So why ‘Part 3′…? Well, I guess this is an extension of two blog posts I wrote back in 2008. So if you’re interested, you can read Part 1 and/or Part 2 here. Essentially, the blog posts focused on how Easter as a religious or spiritual festival had seemed to have completely disappeared, almost without it even being noticed.
I’m not the only one to think like this. An editorial in last week’s The Spectator noted much the same albeit from a seemingly much more ‘Christian’ point of view. For The Spectator though:
“Unlike Christmas, [Easter is] a story that doesn’t lend itself to much commercial fuss: no kings or presents. Easter is a story of sacrifice, torture, abandonment and death — and, through it all, triumph over that death. Even in the 21st century; despite all the chocolate eggs, Easter gives us pause.”

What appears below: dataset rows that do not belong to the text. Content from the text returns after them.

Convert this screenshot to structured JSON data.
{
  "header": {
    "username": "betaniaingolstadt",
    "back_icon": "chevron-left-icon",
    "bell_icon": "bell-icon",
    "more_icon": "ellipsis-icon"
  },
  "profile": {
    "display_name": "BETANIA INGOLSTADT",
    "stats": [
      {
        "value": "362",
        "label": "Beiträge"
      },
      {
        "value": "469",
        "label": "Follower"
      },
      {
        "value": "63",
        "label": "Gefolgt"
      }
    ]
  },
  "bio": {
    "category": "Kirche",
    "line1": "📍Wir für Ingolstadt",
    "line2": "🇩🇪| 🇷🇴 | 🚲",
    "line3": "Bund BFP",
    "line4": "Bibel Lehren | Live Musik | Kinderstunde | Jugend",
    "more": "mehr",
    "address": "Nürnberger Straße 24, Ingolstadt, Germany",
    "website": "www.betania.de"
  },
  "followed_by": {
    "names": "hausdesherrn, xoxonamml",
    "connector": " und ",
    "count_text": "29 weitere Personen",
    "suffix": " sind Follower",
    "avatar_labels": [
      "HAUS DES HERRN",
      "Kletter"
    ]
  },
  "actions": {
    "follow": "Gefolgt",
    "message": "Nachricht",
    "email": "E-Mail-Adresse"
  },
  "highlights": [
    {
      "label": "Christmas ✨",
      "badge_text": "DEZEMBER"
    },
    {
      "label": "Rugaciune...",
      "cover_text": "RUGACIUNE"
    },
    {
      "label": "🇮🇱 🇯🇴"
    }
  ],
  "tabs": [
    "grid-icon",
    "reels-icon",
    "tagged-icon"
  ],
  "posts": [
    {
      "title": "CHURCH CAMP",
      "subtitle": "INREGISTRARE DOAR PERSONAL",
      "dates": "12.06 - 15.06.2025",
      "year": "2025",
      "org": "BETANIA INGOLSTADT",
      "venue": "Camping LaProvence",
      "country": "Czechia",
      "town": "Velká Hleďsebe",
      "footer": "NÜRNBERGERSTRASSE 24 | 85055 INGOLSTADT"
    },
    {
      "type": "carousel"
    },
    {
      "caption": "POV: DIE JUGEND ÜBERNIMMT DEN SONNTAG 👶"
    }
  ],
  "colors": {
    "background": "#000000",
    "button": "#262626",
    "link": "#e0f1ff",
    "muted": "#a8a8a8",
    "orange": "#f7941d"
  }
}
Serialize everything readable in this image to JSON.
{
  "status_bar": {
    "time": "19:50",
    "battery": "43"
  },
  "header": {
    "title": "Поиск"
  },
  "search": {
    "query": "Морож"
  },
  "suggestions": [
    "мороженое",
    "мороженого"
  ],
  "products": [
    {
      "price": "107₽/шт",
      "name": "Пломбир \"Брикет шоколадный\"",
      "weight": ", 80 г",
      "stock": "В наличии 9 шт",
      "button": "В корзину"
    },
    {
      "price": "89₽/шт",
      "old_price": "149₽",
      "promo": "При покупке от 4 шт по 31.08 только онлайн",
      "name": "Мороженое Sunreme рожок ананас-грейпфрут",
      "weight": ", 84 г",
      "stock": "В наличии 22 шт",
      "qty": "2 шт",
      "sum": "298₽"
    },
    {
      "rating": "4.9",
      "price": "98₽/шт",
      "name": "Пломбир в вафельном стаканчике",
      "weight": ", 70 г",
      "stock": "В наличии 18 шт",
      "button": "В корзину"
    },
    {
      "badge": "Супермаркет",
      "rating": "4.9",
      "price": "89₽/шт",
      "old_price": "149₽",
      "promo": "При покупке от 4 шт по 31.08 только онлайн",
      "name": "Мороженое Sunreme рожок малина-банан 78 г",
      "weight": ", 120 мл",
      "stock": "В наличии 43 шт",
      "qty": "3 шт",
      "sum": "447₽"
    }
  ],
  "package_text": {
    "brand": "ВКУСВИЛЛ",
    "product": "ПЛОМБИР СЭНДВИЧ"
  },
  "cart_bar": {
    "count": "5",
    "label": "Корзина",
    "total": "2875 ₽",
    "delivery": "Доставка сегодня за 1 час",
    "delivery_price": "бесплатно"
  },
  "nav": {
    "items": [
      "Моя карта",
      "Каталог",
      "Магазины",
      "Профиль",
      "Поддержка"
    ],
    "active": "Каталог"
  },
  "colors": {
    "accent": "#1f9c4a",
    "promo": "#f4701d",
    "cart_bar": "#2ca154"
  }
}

To be honest, I’m not sure that Easter gives many of us “pause”, a phrase that in itself sounds somewhat archaic.
According to the Christmas story in the Gospel of Luke, Caesar Augustus had issued a decree that a census should be undertaken across the entire Roman Empire. It was against this backdrop that Mary and Joseph made the journey to Bethlehem: most will know what happened next.
The census at the time of Caesar Augustus would have been quite different to those that take place today. Instead of trying to keep track of adult males fit for military service, today’s census provide politicians, policymakers and academics – as well as many others – with information and data about the many and varied attributes of the population.
In contemporary Britain, we have a census every ten years. Data from the most recent – the Census 2011 – was released earlier this week and what it presents is clear evidence that the ethnic and religious make-up of Britain in the twenty-first century is changing. But whilst Britain is changing, are we clear about how and what impact it will have?
For those who are unaware, the Great British Community is a Link Up UK initiative that is built around a community of individuals that, as the website says, have together:
“brought about some of the greatest innovations in recent years. We’ve created computers, developed jet engines, our music is celebrated around the world, we’ve built incredible and award winning buildings, we’ve won Olympic medals, we’ve even won the Ashes. And many of these achievements and so much of what we consider to be quintessentially British have come about as a result of the different communities that make up Britain today.”
It goes on to add that despite this and Britain being famed for its tolerance, we still have problems around diversity and difference. As a community therefore, the Great British Community is working towards bringing about change by exploring the extent to which Britain’s diversity is contributing to the way we live today. To read more about the Community, visit the website here.